On June 30, 2013, Gov. Kasich signed H.B. 59, the budget bill, into law. The bill created a new section of the Ohio Revised Code — R.C. 1509.074 — which imposes requirements for testing, transporting and disposing “material that results from the construction, operation or plugging of a horizontal well” that might contain unusual levels of radioactivity.
The new law generally requires operators to sample and test such material for Radium-226 and Radium-228, and to dispose of radioactive material “in accordance with all applicable laws.” However, the new law has several important exceptions. An operator of an oil and gas well is not required to perform sampling and testing if: Continue Reading
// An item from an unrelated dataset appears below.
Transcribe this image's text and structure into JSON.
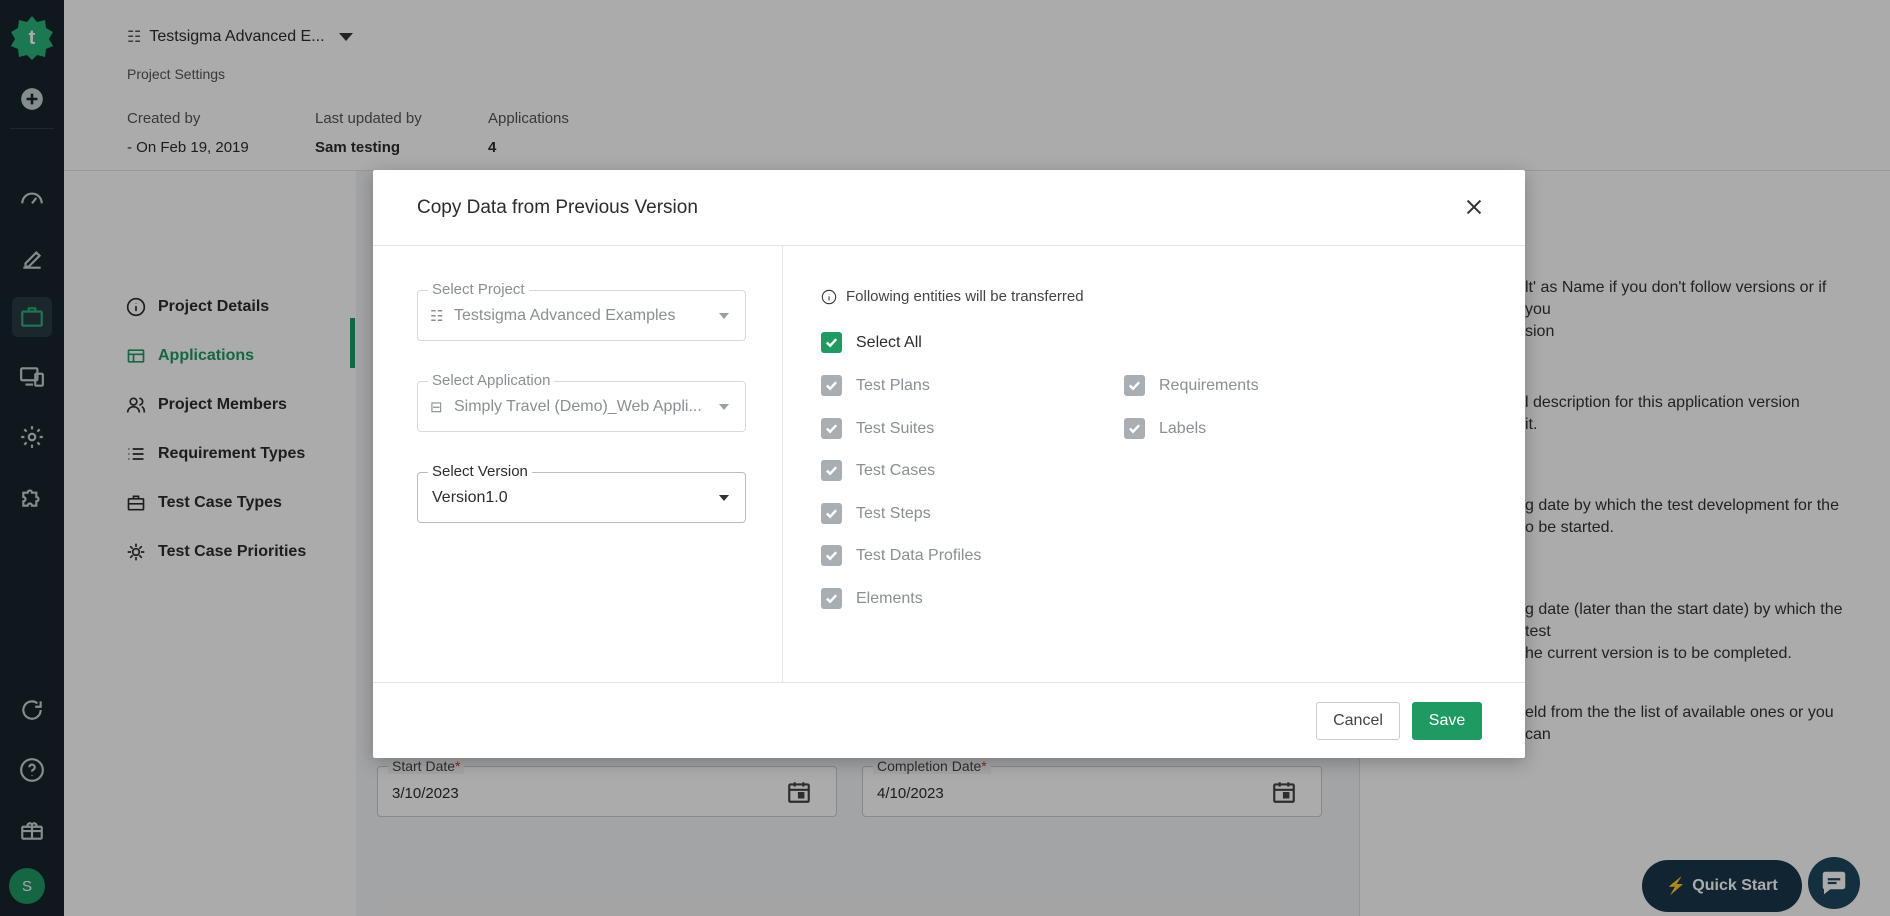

Congratulations to our colleague Dan Conway, a Partner in our Energy & Telecommunications group, who was recently selected as one of Columbus Buisiness First’s “People to Know in Energy.” Read more
Oil and gas law is, at its core, real estate law that has been shaped by a thousand years of common law and, more recently, statutory law. Ohio is no exception, and one area that has been impacted significantly by shifting legal policies and statutes is the ownership of minerals beneath “school lands” in Section 16 of Ohio’s Townships.
In the Federal Land Ordinance of 1785, Ohio was required to reserve one section of land (i.e., one square mile, usually section 16), in every Ohio township for the support of public education. Extending that federal mandate, in 1917, the Ohio Legislature passed a law that, among other provisions, provided, “It is declared to be the policy of the state to conserve … mineral resources of the [school lands held in trust] … and to this end the state reserves all gas, oil, coal, iron and other minerals that may be upon or under the said school lands… .” H.B. No. 192, passed March, 20, 1917 (107 Ohio Laws 357). Realizing the magnitude of this reservation and the fact that the Ohio Dormant Minerals Act cannot be used against government interests, my interest was tweaked and I decided to dig a little deeper. Continue Reading
On July 2, 2013, the United States District Court for the District of Columbia vacated Securities and Exchange Commission (SEC) Rule 13q-1, which required certain companies to disclose payments made to foreign governments in connection with the commercial development of oil, natural gas or minerals. The court found:
- the SEC erroneously read the statutory language as requiring public disclosure of these payments; and
- the SEC’s decision to deny any exemption to the disclosure requirements, specifically in the case of countries that prohibit disclosure of these payments, was arbitrary and capricious.
With the Obama administration’s recent surprise delay regarding the enforcement of the employer mandate under the Affordable Care Act, our colleagues at Employee Benefits Law Report have posted a summary. Given the impact to many businesses, regardless of industry, we wanted to take a moment and share the post with you.
We’re interested in your feedback; please do not hesitate to contact either Rich McHugh or me.
Our colleagues on the Federal Securities Law Blog have been tracking new and updated SEC regulations that are likely to have an impact on your business now and in the near future. The compilation of articles in their most recent eBook — SEC Updates: Staying Ahead of the Regulatory Curve — discuss three important SEC regulatory changes: compensation committee rules, conflict minerals reporting and whether companies that use social media to communicate with investors are complying with Regulation Fair Disclosure.
Download the SEC Updates: Staying Ahead of the Regulatory Curve eBook.